In this episode of the Mind Dive podcast, Nausheen Noor, PhD, and Rose Yang, PsyD, of The Menninger Clinic join cohosts Robert Boland, MD, and Kerry Horrell, PhD, to discuss the mental health needs of perinatal women in the Asian American Pacific Islander (AAPI) community.
Dr. Noor became passionate about women’s mental health as a community provider in Karachi, Pakistan working with women struggling with domestic violence, depression and traumatic stress. She is an advocate for mental health and wellness in the AAPI community, working to address lingering stigmas.
Dr. Yang, faculty leader for Diversity, Equity and Inclusion at The Menninger Clinic, became invested in AAPI mental health in her early career, but her own subsequent experiences as a mom led her to explore maternal mental health challenges and attendant cultural issues in the Asian-American community. She is a certified perinatal mental health provider.
Drs. Noor and Yang emphasize that it is critical to recognize that the AAPI community is not a monolith and is comprised of people from diverse backgrounds and cultures. Dr. Yang notes that the “model minority” stereotype — a 1960’s era term coined in a news article about Japanese American success — has been problematic, as it minimizes the struggles of many AAPI subgroups, both ethnic and experiential (e.g., refugees). The COVID pandemic was a considerable stressor in the AAPI community, as it both catalyzed anti-Asian hate crimes and contributed to “lumping” all Asians together without regard for the rich breadth of their heritages.
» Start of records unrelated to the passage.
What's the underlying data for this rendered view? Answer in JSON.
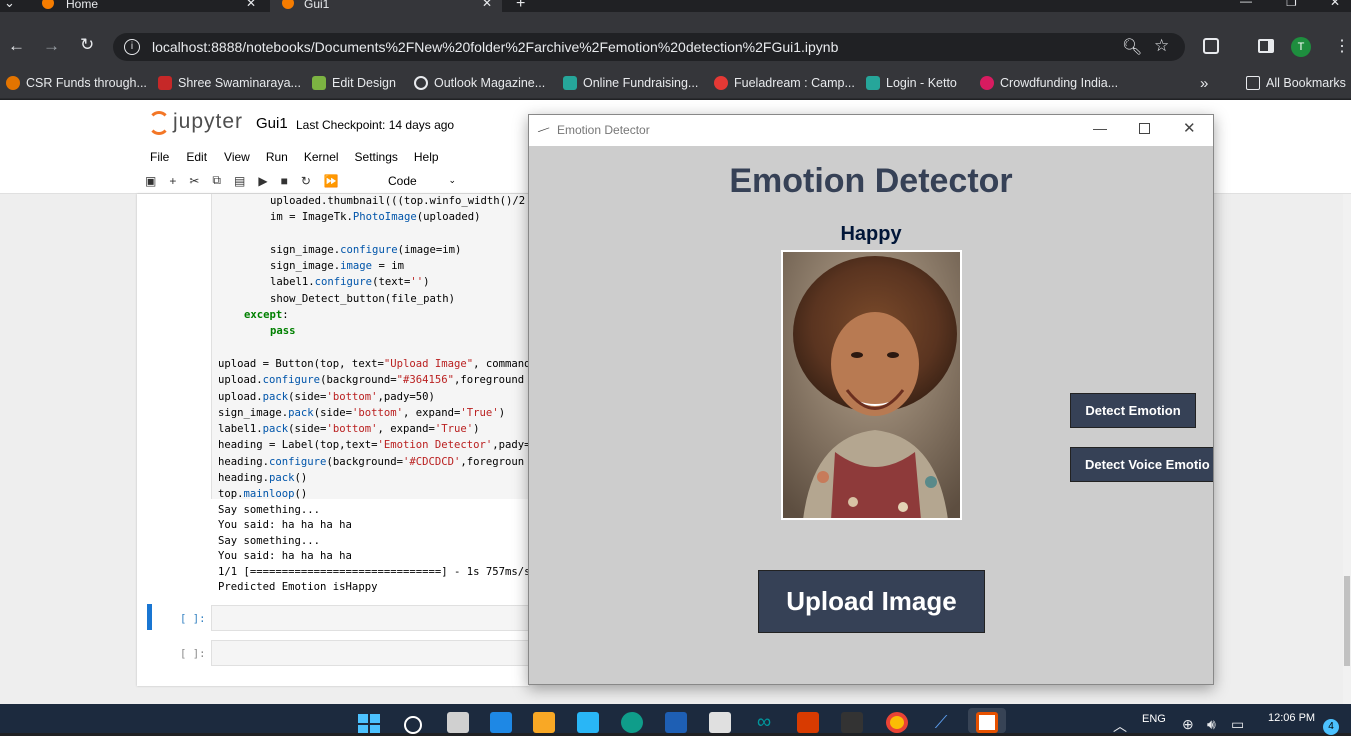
{
  "browser": {
    "tabs": [
      {
        "label": "Home",
        "active": false
      },
      {
        "label": "Gui1",
        "active": true
      }
    ],
    "url": "localhost:8888/notebooks/Documents%2FNew%20folder%2Farchive%2Femotion%20detection%2FGui1.ipynb",
    "profile_initial": "T",
    "bookmarks": [
      {
        "label": "CSR Funds through...",
        "icon": "gear-icon"
      },
      {
        "label": "Shree Swaminaraya...",
        "icon": "site-icon"
      },
      {
        "label": "Edit Design",
        "icon": "edit-icon"
      },
      {
        "label": "Outlook Magazine...",
        "icon": "globe-icon"
      },
      {
        "label": "Online Fundraising...",
        "icon": "ketto-icon"
      },
      {
        "label": "Fueladream : Camp...",
        "icon": "fueladream-icon"
      },
      {
        "label": "Login - Ketto",
        "icon": "ketto-icon"
      },
      {
        "label": "Crowdfunding India...",
        "icon": "crowdfunding-icon"
      }
    ],
    "all_bookmarks": "All Bookmarks",
    "more": "»"
  },
  "jupyter": {
    "logo_text": "jupyter",
    "notebook_name": "Gui1",
    "checkpoint": "Last Checkpoint: 14 days ago",
    "menu": [
      "File",
      "Edit",
      "View",
      "Run",
      "Kernel",
      "Settings",
      "Help"
    ],
    "cell_type": "Code",
    "code_lines": [
      {
        "indent": 2,
        "parts": [
          [
            "",
            "uploaded.thumbnail(((top.winfo_width()/2"
          ]
        ]
      },
      {
        "indent": 2,
        "parts": [
          [
            "",
            "im = ImageTk."
          ],
          [
            "at",
            "PhotoImage"
          ],
          [
            "",
            "(uploaded)"
          ]
        ]
      },
      {
        "indent": 0,
        "parts": [
          [
            "",
            ""
          ]
        ]
      },
      {
        "indent": 2,
        "parts": [
          [
            "",
            "sign_image."
          ],
          [
            "at",
            "configure"
          ],
          [
            "",
            "(image=im)"
          ]
        ]
      },
      {
        "indent": 2,
        "parts": [
          [
            "",
            "sign_image."
          ],
          [
            "at",
            "image"
          ],
          [
            "",
            " = im"
          ]
        ]
      },
      {
        "indent": 2,
        "parts": [
          [
            "",
            "label1."
          ],
          [
            "at",
            "configure"
          ],
          [
            "",
            "(text="
          ],
          [
            "str",
            "''"
          ],
          [
            "",
            ")"
          ]
        ]
      },
      {
        "indent": 2,
        "parts": [
          [
            "",
            "show_Detect_button(file_path)"
          ]
        ]
      },
      {
        "indent": 1,
        "parts": [
          [
            "kw",
            "except"
          ],
          [
            "",
            ":"
          ]
        ]
      },
      {
        "indent": 2,
        "parts": [
          [
            "kw",
            "pass"
          ]
        ]
      },
      {
        "indent": 0,
        "parts": [
          [
            "",
            ""
          ]
        ]
      },
      {
        "indent": 0,
        "parts": [
          [
            "",
            "upload = Button(top, text="
          ],
          [
            "str",
            "\"Upload Image\""
          ],
          [
            "",
            ", command"
          ]
        ]
      },
      {
        "indent": 0,
        "parts": [
          [
            "",
            "upload."
          ],
          [
            "at",
            "configure"
          ],
          [
            "",
            "(background="
          ],
          [
            "str",
            "\"#364156\""
          ],
          [
            "",
            ",foreground"
          ]
        ]
      },
      {
        "indent": 0,
        "parts": [
          [
            "",
            "upload."
          ],
          [
            "at",
            "pack"
          ],
          [
            "",
            "(side="
          ],
          [
            "str",
            "'bottom'"
          ],
          [
            "",
            ",pady=50)"
          ]
        ]
      },
      {
        "indent": 0,
        "parts": [
          [
            "",
            "sign_image."
          ],
          [
            "at",
            "pack"
          ],
          [
            "",
            "(side="
          ],
          [
            "str",
            "'bottom'"
          ],
          [
            "",
            ", expand="
          ],
          [
            "str",
            "'True'"
          ],
          [
            "",
            ")"
          ]
        ]
      },
      {
        "indent": 0,
        "parts": [
          [
            "",
            "label1."
          ],
          [
            "at",
            "pack"
          ],
          [
            "",
            "(side="
          ],
          [
            "str",
            "'bottom'"
          ],
          [
            "",
            ", expand="
          ],
          [
            "str",
            "'True'"
          ],
          [
            "",
            ")"
          ]
        ]
      },
      {
        "indent": 0,
        "parts": [
          [
            "",
            "heading = Label(top,text="
          ],
          [
            "str",
            "'Emotion Detector'"
          ],
          [
            "",
            ",pady="
          ]
        ]
      },
      {
        "indent": 0,
        "parts": [
          [
            "",
            "heading."
          ],
          [
            "at",
            "configure"
          ],
          [
            "",
            "(background="
          ],
          [
            "str",
            "'#CDCDCD'"
          ],
          [
            "",
            ",foregroun"
          ]
        ]
      },
      {
        "indent": 0,
        "parts": [
          [
            "",
            "heading."
          ],
          [
            "at",
            "pack"
          ],
          [
            "",
            "()"
          ]
        ]
      },
      {
        "indent": 0,
        "parts": [
          [
            "",
            "top."
          ],
          [
            "at",
            "mainloop"
          ],
          [
            "",
            "()"
          ]
        ]
      }
    ],
    "output_lines": [
      "Say something...",
      "You said: ha ha ha ha",
      "Say something...",
      "You said: ha ha ha ha",
      "1/1 [==============================] - 1s 757ms/s",
      "Predicted Emotion isHappy"
    ],
    "empty_prompt": "[ ]:"
  },
  "tk_window": {
    "title": "Emotion Detector",
    "heading": "Emotion Detector",
    "emotion_label": "Happy",
    "detect_emotion": "Detect Emotion",
    "detect_voice": "Detect Voice Emotio",
    "upload_button": "Upload Image",
    "bg_color": "#CDCDCD",
    "button_color": "#364156",
    "heading_color": "#364156"
  },
  "taskbar": {
    "language": "ENG",
    "time": "12:06 PM",
    "notif_count": "4"
  }
}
Drs. Noor and Yang define perinatal health — perinatal covers the period before, during and after pregnancy — and elaborate on the factors that can lead to mental health challenges.  While pregnancy can exacerbate pre-existing psychological vulnerabilities, other factors are contributors as well, including hormonal and psychosocial changes and disrupted sleep. Dr. Noor notes that fertility challenges and treatment can also contribute to feelings of stress and depression.
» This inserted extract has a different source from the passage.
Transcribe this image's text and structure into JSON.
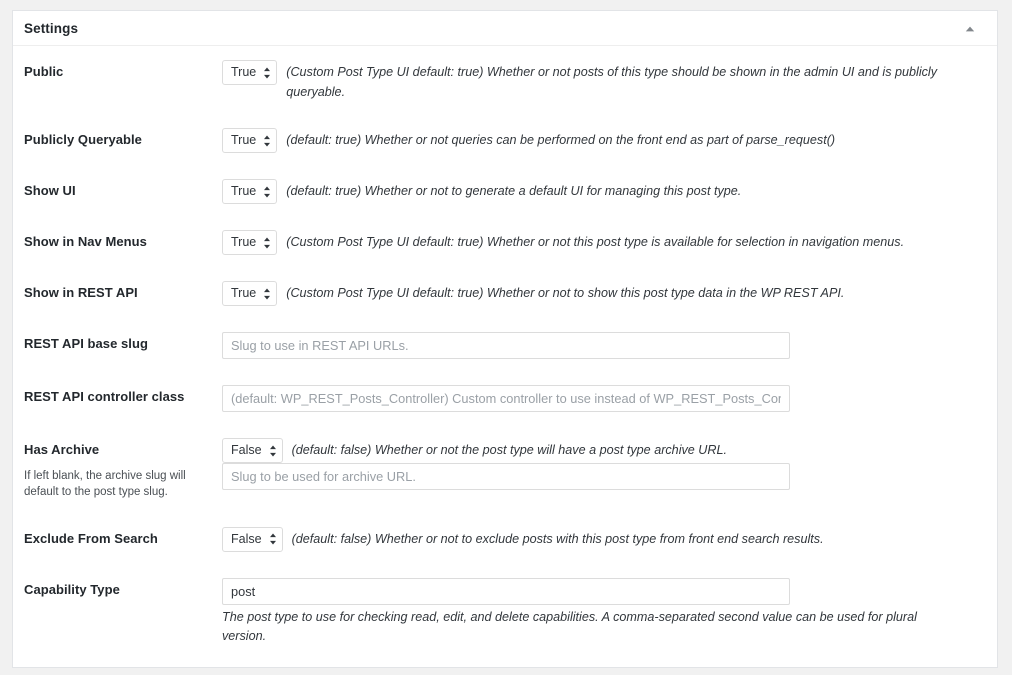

Among Asian-American women, cultural and familial norms and differing levels of acculturation can discourage these moms from acknowledging and/or speaking about the feelings they are experiencing and from seeking help.
The solution? Drs. Noor and Yang emphasize the critical importance of timely, frequent and culturally sensitive screening by a variety of health practitioners — at obstetrician/gynecologist and pediatrician visits, and also by lactation counselors, midwives and doulas. Because this is a time that their focus is on care for the baby, women may be missing out on themselves; multiple check-in points may help to identify mental health concerns early on.
They note that the American College of Obstetrics and Gynecology website offers screening resources for practitioners. Dr. Noor suggests that these screeners might be translated in a variety of languages and even administered by speakers of those languages. “What an investment that would be in women’s mental health and perinatal health, and when you’re improving that it impacts the whole family.”